**Assigned task**
Copy out all lines in the data below containing the string "JSON".

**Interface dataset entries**
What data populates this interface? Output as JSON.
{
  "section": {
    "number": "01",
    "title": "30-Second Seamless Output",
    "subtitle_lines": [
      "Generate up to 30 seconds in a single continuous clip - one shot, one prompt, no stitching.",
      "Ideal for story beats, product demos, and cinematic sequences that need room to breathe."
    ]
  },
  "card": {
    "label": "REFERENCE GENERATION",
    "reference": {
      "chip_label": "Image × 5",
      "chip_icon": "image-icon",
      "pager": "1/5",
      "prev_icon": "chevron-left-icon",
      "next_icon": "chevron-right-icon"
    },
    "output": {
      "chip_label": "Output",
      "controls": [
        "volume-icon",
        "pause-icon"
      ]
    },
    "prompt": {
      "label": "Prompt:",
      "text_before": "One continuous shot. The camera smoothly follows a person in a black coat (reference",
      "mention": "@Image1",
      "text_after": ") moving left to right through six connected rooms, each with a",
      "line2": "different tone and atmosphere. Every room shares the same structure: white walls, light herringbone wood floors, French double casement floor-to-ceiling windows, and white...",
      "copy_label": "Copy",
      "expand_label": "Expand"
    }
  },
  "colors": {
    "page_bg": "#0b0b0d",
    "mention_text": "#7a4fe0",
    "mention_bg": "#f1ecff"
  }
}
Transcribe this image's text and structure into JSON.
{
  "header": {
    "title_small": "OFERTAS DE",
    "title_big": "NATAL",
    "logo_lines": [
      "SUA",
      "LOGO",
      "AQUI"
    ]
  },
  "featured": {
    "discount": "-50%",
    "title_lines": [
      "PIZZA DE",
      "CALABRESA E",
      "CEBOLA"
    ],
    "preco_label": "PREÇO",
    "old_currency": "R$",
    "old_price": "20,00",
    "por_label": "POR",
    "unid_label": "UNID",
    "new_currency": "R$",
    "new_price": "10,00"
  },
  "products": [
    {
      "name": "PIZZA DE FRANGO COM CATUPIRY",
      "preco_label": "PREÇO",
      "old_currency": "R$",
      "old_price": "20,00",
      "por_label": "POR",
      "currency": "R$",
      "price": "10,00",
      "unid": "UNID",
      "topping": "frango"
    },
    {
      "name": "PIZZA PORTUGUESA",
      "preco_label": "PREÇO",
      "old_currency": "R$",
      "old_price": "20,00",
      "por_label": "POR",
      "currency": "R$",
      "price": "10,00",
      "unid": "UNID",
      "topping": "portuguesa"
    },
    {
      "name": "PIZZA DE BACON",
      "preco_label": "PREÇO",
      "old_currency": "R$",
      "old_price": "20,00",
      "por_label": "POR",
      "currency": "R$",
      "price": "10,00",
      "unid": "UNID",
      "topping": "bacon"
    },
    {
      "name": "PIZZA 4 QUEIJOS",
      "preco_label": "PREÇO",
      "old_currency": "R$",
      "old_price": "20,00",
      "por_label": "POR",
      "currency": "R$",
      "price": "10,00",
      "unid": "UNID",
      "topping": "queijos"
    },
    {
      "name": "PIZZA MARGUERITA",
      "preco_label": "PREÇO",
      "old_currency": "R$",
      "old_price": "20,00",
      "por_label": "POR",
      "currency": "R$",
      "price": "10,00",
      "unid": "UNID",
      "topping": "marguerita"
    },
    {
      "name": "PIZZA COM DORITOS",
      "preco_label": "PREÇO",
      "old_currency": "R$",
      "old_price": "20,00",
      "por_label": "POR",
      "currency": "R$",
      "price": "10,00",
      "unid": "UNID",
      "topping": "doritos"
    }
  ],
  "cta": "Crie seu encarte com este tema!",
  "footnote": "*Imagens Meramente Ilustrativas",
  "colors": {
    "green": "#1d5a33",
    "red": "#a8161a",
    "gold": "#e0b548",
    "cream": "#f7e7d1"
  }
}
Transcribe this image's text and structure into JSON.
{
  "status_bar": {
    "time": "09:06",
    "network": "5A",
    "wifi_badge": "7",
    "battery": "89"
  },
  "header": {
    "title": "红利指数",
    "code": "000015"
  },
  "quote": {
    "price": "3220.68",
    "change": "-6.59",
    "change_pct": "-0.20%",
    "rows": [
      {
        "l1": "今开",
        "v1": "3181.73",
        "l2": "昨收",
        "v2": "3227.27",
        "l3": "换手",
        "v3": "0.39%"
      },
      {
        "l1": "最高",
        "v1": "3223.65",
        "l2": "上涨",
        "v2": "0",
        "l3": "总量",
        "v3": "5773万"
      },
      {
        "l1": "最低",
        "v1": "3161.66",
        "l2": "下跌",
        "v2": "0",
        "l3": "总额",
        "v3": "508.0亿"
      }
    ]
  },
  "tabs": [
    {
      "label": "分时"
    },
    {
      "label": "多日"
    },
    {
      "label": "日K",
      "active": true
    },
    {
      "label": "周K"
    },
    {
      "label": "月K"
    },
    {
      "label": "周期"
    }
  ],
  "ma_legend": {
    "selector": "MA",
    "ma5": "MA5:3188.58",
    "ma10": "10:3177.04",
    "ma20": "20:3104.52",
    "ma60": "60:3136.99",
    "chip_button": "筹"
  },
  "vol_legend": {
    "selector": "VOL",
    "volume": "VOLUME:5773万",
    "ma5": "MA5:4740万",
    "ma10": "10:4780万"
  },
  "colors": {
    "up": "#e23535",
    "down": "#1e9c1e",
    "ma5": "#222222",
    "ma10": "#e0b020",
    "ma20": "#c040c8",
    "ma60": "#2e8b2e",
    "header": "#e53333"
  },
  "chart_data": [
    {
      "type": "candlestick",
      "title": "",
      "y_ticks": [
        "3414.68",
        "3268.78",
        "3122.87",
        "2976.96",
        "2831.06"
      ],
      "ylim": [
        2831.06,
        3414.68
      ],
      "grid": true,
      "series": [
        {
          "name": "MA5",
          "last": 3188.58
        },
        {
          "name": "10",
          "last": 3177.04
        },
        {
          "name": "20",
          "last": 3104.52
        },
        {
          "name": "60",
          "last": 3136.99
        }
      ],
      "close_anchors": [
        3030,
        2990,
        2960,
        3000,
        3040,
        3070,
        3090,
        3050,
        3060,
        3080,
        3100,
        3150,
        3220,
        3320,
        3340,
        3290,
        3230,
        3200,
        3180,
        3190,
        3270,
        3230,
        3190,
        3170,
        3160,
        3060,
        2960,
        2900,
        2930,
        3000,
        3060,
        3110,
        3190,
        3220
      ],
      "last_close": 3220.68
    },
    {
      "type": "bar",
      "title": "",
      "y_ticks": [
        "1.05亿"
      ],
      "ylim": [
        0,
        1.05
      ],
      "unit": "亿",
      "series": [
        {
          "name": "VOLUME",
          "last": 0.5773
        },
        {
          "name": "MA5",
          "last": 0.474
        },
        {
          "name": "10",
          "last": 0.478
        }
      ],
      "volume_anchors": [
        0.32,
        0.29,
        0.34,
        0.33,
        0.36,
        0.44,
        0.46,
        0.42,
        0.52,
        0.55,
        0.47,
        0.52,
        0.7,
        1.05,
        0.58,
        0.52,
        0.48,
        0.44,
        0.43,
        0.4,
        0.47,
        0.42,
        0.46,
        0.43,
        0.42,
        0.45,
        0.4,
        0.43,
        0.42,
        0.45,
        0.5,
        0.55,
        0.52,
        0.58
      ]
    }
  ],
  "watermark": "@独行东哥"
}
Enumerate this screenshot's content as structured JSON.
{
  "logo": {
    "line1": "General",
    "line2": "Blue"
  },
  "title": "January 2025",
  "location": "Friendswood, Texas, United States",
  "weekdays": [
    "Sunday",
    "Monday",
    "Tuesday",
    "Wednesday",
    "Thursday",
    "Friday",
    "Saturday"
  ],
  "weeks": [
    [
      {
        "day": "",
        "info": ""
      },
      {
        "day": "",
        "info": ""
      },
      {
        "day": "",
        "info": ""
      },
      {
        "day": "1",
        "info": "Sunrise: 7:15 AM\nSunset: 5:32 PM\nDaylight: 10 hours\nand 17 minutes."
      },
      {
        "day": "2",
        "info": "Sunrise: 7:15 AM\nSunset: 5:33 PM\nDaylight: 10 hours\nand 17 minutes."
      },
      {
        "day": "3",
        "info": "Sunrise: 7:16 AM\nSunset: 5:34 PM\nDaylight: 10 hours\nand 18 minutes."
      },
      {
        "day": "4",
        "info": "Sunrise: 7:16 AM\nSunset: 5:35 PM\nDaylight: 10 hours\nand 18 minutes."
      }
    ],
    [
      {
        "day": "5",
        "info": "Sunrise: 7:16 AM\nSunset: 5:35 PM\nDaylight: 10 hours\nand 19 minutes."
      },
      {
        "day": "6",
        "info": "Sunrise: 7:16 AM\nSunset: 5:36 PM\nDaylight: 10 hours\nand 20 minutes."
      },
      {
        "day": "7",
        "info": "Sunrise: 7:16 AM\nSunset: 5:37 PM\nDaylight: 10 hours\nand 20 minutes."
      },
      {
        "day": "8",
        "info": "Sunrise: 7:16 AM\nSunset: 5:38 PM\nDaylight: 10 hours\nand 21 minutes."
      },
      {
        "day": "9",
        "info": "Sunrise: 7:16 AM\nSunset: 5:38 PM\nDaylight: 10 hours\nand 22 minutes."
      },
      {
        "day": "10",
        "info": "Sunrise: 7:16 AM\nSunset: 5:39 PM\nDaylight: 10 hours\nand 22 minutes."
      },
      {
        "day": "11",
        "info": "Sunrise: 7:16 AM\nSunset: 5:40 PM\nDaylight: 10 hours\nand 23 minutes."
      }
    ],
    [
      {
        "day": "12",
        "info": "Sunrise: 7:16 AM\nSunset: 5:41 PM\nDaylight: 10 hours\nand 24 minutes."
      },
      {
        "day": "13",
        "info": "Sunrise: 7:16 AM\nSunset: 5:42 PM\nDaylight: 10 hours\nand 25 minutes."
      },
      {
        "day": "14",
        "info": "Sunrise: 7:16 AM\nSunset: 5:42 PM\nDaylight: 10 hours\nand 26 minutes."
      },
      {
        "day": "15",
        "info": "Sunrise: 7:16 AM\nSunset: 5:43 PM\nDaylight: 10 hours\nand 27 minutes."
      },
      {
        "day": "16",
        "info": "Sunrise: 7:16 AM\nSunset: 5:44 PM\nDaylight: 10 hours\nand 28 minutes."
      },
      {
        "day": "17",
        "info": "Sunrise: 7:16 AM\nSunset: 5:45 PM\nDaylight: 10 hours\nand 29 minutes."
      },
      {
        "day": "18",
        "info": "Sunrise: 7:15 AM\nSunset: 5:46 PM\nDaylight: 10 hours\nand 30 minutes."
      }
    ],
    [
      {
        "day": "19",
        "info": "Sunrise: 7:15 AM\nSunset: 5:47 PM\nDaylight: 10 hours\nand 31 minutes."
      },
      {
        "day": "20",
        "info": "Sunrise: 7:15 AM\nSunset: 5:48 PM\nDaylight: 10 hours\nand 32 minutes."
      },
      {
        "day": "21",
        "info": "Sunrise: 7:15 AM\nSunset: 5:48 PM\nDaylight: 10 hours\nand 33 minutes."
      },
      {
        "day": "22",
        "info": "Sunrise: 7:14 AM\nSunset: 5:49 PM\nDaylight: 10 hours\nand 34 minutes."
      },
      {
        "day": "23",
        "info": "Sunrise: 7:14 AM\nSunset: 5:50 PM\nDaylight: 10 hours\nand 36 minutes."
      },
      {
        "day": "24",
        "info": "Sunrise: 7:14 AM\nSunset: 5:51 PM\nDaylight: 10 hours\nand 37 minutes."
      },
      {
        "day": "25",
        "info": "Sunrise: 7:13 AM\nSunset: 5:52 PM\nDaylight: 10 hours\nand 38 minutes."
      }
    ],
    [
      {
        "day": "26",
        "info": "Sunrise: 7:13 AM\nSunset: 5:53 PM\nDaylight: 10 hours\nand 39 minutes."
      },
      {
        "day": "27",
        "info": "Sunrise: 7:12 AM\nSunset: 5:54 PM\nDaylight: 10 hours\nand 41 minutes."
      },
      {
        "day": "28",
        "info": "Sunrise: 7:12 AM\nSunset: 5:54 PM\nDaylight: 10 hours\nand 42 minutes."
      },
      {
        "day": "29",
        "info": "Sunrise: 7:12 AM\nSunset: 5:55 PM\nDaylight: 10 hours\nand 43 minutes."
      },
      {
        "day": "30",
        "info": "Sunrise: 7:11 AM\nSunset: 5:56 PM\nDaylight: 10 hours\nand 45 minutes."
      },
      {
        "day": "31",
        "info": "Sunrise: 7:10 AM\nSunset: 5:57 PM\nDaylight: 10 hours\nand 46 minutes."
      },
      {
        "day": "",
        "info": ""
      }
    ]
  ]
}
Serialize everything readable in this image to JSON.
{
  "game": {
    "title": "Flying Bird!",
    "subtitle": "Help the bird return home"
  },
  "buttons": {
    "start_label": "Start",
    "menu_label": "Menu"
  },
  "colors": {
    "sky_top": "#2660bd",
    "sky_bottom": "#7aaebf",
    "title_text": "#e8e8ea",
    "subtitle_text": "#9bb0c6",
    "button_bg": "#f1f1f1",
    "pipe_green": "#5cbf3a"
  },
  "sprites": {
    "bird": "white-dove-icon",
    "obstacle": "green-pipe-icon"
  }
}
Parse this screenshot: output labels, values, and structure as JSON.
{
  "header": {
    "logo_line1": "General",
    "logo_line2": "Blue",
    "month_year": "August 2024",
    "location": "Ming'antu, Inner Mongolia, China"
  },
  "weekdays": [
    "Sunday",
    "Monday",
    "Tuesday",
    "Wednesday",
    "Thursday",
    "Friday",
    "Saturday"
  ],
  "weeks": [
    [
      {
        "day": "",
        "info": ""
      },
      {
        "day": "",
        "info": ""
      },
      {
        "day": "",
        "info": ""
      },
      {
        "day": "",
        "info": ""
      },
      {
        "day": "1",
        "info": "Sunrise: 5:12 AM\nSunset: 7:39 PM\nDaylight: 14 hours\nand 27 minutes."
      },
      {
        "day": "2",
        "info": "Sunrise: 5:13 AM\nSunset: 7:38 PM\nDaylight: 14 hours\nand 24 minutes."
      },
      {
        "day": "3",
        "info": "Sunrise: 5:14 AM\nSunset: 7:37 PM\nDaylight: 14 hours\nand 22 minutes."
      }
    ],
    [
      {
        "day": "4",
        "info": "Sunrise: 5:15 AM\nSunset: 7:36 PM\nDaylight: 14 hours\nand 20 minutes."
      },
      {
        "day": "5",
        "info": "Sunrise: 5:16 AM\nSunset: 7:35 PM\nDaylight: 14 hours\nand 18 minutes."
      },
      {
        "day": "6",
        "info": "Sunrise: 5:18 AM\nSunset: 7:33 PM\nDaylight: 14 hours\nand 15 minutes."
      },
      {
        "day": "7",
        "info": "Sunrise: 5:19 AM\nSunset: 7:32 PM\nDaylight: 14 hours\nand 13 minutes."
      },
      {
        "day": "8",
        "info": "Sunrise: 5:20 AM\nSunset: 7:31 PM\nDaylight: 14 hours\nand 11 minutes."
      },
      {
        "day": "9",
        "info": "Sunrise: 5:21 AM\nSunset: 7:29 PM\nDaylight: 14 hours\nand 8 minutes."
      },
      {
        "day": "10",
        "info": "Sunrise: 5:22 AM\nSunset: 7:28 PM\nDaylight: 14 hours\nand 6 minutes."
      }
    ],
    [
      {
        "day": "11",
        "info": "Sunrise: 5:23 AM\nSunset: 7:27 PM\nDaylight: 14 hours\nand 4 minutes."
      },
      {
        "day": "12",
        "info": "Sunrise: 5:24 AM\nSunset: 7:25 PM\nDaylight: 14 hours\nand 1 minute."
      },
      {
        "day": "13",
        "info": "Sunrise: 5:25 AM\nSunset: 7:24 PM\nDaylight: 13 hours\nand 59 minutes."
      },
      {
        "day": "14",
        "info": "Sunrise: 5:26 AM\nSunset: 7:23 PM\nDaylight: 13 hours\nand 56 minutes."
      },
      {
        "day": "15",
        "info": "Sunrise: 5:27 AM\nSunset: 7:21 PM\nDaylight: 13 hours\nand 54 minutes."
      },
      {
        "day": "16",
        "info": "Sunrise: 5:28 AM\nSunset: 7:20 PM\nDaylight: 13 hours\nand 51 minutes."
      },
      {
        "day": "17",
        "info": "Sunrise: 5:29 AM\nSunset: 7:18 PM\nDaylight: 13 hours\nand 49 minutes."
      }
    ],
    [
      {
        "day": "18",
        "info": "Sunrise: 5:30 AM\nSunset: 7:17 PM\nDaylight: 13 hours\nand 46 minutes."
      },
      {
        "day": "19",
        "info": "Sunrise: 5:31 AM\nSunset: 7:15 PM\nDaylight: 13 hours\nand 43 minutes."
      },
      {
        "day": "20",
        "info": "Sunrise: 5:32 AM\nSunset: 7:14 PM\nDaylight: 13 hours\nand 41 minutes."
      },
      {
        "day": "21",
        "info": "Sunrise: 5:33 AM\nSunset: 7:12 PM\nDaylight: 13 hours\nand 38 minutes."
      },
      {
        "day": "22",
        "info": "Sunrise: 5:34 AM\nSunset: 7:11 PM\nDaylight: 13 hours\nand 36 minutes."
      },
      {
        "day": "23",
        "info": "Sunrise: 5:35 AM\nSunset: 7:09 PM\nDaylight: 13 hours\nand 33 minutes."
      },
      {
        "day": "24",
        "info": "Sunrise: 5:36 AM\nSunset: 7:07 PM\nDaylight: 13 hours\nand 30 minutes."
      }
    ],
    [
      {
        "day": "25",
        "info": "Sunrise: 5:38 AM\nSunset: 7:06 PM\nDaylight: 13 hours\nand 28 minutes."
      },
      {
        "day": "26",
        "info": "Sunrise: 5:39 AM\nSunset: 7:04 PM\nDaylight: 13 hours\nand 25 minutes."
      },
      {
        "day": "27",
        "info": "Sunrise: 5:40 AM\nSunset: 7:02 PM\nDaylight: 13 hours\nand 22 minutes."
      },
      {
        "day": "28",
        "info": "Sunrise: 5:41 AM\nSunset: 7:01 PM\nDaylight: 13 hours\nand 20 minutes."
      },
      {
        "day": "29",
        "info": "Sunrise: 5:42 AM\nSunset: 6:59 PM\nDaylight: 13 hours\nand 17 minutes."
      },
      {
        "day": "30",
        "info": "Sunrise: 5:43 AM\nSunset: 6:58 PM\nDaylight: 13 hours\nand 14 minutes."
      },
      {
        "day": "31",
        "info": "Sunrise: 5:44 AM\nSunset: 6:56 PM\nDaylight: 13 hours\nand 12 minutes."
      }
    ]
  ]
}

**Answer below**
What data populates this interface? Output as JSON.
Transcribe this image's text and structure into JSON.
Transcribe this image's text and structure into JSON.
Enumerate this screenshot's content as structured JSON.
Serialize everything readable in this image to JSON.
Parse this screenshot: output labels, values, and structure as JSON.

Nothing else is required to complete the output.